Here is the rationale for his list:
"The American poet and fiction writer, Jim Harrison, has said that poetry at its best is the language you would give your soul if you could teach your soul to speak. Poets, he says, are an odd sort who feel called upon to make up strange, lovely songs about death and the indefinite reprieve we are all in the process of travelling through. Strange then, that there are so few poets at the centre of novels. Maybe it has to do with the old adage that poets can't drive and they also bum the novelist's cigarettes.
"In any case, poets have their fingers on a different pulse and it's generally a tough thing for a novelist to conjure up such a reliable poet. You end up swimming in waters that most other sensible people drown in. Still, all things excellent are both difficult and rare - and every now and then the novelists get it right. This, then, is an eclectic list of novels in which poets appear and sometimes disappear. The difficulty, as with any list, is in establishing where the silences are, or to make excuses for them. There are many novels about poets that I have left out: Kerouac's On the Road, AS Byatt's Possession, Nabakov's Pale Fire, Pynchon's Mason and Dixon, Pasternak's Doctor Zhivago and countless others. I have also included some raw contemporary books that haven't had a proper run against time yet. Not everything that I have chosen will rhyme for readers, perhaps because, like much good poetry, they're not always supposed to."

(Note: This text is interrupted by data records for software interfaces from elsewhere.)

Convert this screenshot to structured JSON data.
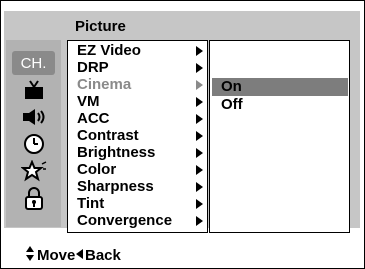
{
  "menu_title": "Picture",
  "icons": {
    "channel": "CH.",
    "tv": "tv-icon",
    "sound": "speaker-icon",
    "timer": "clock-icon",
    "special": "star-icon",
    "lock": "lock-icon"
  },
  "menu": {
    "items": [
      {
        "label": "EZ Video"
      },
      {
        "label": "DRP"
      },
      {
        "label": "Cinema"
      },
      {
        "label": "VM"
      },
      {
        "label": "ACC"
      },
      {
        "label": "Contrast"
      },
      {
        "label": "Brightness"
      },
      {
        "label": "Color"
      },
      {
        "label": "Sharpness"
      },
      {
        "label": "Tint"
      },
      {
        "label": "Convergence"
      }
    ]
  },
  "submenu": {
    "options": [
      {
        "label": "On",
        "selected": true
      },
      {
        "label": "Off",
        "selected": false
      }
    ]
  },
  "footer": {
    "move_label": "Move",
    "back_label": "Back"
  }
}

Here are a few novels that made McCann's list:
Stoner by John Williams
One of the great forgotten novels of the past century. I have bought at least 50 copies of it in the past few years, using it as a gift for friends. It is universally adored by writers and readers alike. The opening page declares John Stoner to be more or less a non-entity, his name becoming to older colleagues "a reminder of the end that awaits them all, and to the younger ones a sound which evokes no sense of the past." Born into a rural farming family, Stoner leaves the land to study and is soon sideswipped when, in a compulsory English class, he is asked to interpret a Shakespearian sonnet. Against all expectations, he becomes a professor of the classics at the University of Missouri. He teaches; marries; has a tragic yet gorgeous affair. He fights no obvious wars, nor wins any grand intellectual battles, except that with poetry. The book is so beautifully paced and cadenced that it deserves the status of classic. If any further recommendation is needed, the book was also a favourite of the late John McGahern who revered its profound craftwork.

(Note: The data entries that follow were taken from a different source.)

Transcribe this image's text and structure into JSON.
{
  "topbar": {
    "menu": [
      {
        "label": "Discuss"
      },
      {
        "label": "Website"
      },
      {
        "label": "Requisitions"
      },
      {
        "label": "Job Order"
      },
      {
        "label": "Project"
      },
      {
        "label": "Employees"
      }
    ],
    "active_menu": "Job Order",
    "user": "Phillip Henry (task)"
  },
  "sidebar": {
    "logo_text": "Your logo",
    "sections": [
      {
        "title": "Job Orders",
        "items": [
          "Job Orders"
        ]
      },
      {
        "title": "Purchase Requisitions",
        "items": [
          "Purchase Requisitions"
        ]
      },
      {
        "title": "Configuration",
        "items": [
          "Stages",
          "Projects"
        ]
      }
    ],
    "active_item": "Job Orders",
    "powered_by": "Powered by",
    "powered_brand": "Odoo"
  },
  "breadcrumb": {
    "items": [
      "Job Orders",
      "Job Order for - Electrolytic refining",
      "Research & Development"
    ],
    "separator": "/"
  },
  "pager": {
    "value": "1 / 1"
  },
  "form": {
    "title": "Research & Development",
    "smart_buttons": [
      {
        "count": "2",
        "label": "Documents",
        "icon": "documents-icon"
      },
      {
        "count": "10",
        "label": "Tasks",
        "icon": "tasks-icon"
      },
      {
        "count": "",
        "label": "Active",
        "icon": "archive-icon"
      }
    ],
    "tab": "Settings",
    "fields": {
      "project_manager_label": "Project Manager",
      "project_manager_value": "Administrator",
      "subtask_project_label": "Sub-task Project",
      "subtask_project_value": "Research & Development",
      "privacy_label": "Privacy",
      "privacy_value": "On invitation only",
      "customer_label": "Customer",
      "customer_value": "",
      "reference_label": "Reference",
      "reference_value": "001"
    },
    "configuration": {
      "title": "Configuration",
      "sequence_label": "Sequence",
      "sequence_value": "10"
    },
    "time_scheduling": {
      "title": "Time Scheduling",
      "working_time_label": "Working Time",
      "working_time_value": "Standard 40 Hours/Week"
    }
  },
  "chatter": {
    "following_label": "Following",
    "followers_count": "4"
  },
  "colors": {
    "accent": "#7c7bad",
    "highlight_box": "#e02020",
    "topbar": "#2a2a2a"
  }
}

The Book of Laughter and Forgetting by Milan Kundera
"It's a novel about laughter and forgetting, about forgetting and Prague, about Prague and the angels ..." This great, polymorphous work is also an ode to innocence, philosophy, poetry and the sense, as Kundera says, that the struggle of man against power is the struggle of memory against forgetting.
Winslow in Love by Kevin Canty
A novel that came out last year and just didn't get sung the way it should have been. Winslow, a burned-out poet soaked in gin and misery, takes a position at a small Montana College. He falls in love, as older poets seem to do - ridiculously backwards, as if with a younger self. Only someone as brilliant as Canty is able to drag us out of the college novel genre and bring to life a landscape of age and desire worthy of a Yeats poem.
The Dog Fighter by Marc Bojanowski
A very fine debut novel from a young Californian writer. The story concerns a drifter in Mexico doomed to dog fighting. It's a peculiar and savage curse but rather than celebrating gore, the book becomes a meditation on language and choice. The character of "The Poet" - who happens to be the hero's conscience, or maybe his anti-conscience - is beautifully conjured. He sits in the square, smoking, opening up odd boxes of language and aphorisms.
Portrait of the Artist by James Joyce
I just couldn't leave Joyce's novel off this list. We tend to forget that there's a good degree of irony in Stephen Daedalus's adolescent urge to "go forth and forge in the smith of my soul, the uncreated conscience of my race." The deeper irony is that Joyce himself accomplishes that high desire in his later novels where he does indeed "create life out of life." This is one of the world's most acutely realised portraits of a poet-in-training. Impossible for it not to be both a beginning and an end.
The entire list is here.
About Colum McCann:
Colum McCann is the author of two collections of short stories and three novels, including This Side of Brightness and Dancer, both of which were international best-sellers. His fiction has been published in 26 languages and has appeared in The New Yorker, The Atlantic Monthly, GQ and other places. He has written for numerous publications including The Irish Times, Die Zeit, La Republicca, Paris Match, The New York Times, the Guardian and the Independent. He also has written a weekly column for RTE's "Round Midnight" show and Village magazine in Dublin.
In 2003 Colum was named Esquire magazine's "Writer of the Year." Other awards and honors include a Pushcart Prize, the Rooney Prize, the Irish Independent Hughes and Hughes Novel of the Year 2003, and the 2002 Ireland Fund of Monaco Princess Grace Memorial Literary Award. He was recently inducted into the Hennessy Hall of Fame.
His short film "Everything in this Country Must," directed by Gary McKendry, was nominated for an Oscar in 2005.--Marshal Zeringue